Penny sits right up front, right in the middle. She has clip in shoes, is always in head to toe Lululemon, and will pedal so fast the rpm gauge disappears entirely from her display. I know this because I normally sit behind and to the left of her and check her gears and rpm to make sure I serve myself a regular dose of self loathing disguised as inspiration throughout.

I grabbed my water and towel and moved front and centre. I adjusted the bike, 4 for the handle bars, F for the height and 5 for the seat. I climbed up and began slowly moving my legs around as they creaked and popped in protest. I set a goal to just get through the class. I looked down at the bike and silently assured it that today would be a much lighter day than it was used to.

Enter substitute teacher. She moved through to the front of the class. She put her stuff on the bike, looked around and seemed to get herself oriented. I continued to pedal slowly trying not to make eye contact as I suddenly felt ten times more exposed at the front of the class. It was like the first class all over. Was she going to single me out? Or would she be great like Tammy? Or would she just lead the class and not interact with us as individuals.

She made a beeline for me. As she approached she asked me if I had taken spin before. I told her we were three weeks in… so yes. Then she told me that my handlebars were in the wrong place. As I was explaining to her that I was comfortable with my configuration as the other instructor had helped me with it, she moved my handle bars down. Then she started moving the seat down while I was sitting on it. I moved to the side feeling stunned and intruded upon. She talked over my feeble protests, insisted she knew better than me and offered to change it back half way through the class. Y feeble protests that it was not comfortable went completely unheard.

Mentally defeated, my body seemed to follow suit. I was distracted by the configuration of the bike and it was almost impossible to straighten my back given the short distance between the seat and the handlebars. About 20 minutes in my lower back was screaming in protest. I was barely listening to the instructor and trying not to even look at her as the mixture of emotions was a boiling inferno that seemed to be manifesting in my lower back. About halfway through I got off, and moved the seat and the height back but it was too late.

At the 40 minute mark we would finish the bike portion of the class and do some some stretching and core exercises for the remainder of the hour. When we finished spinning, I grabbed my stuff and slipped out the door. In my weakened state I didn’t trust what might come out of my mouth.

I went back a couple more times and tried to keep going but I had done some damage to my lower back and right hip that still haunts me so many months later. I’m not dumping on spin class either, it was fun, the people were nice. On the days I was in tune with my body I felt amazing after class. My body felt great, and the endorphins were great medicine.

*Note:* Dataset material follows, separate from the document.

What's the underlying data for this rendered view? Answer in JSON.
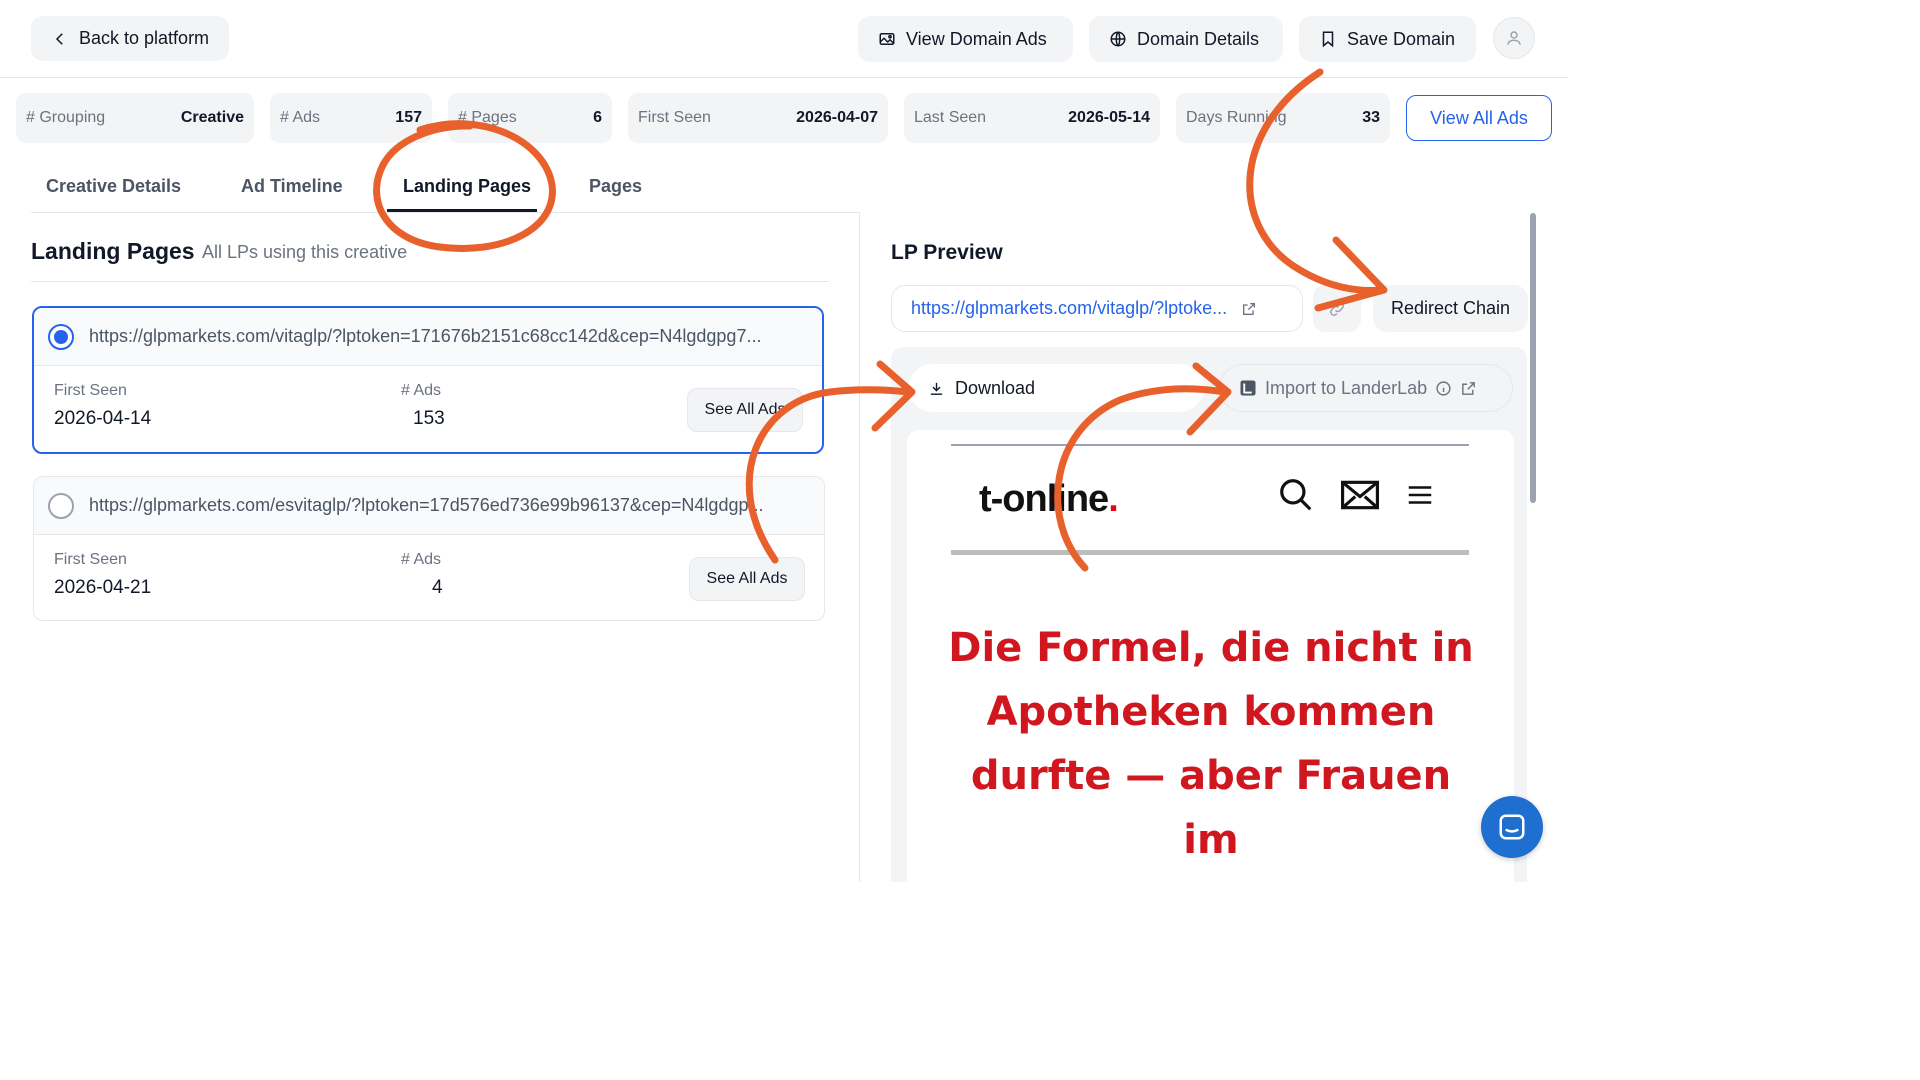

The lesson for me here is to stand up for my body better. I could have put the bike right back to where I had it, but instead I let someone who doesn’t live in my body make decisions for it. Because I was in a fitness class scenario and I am a yoga teacher I trusted this woman to have the same level of care that I or Tammy or every yoga teacher I know would have.

Your body is your best friend, and you will need to take care of it for all the wonderful things you want to do.

1 comment:

  1. Amazing how often we do things that our body doesn't want to because we are self judging about what we "should do". Hard to know sometimes when to push ourselves because sometimes that's a good thing and when to respect body limits. I like the idea of standing up for your body in so many ways. If you don't, who will.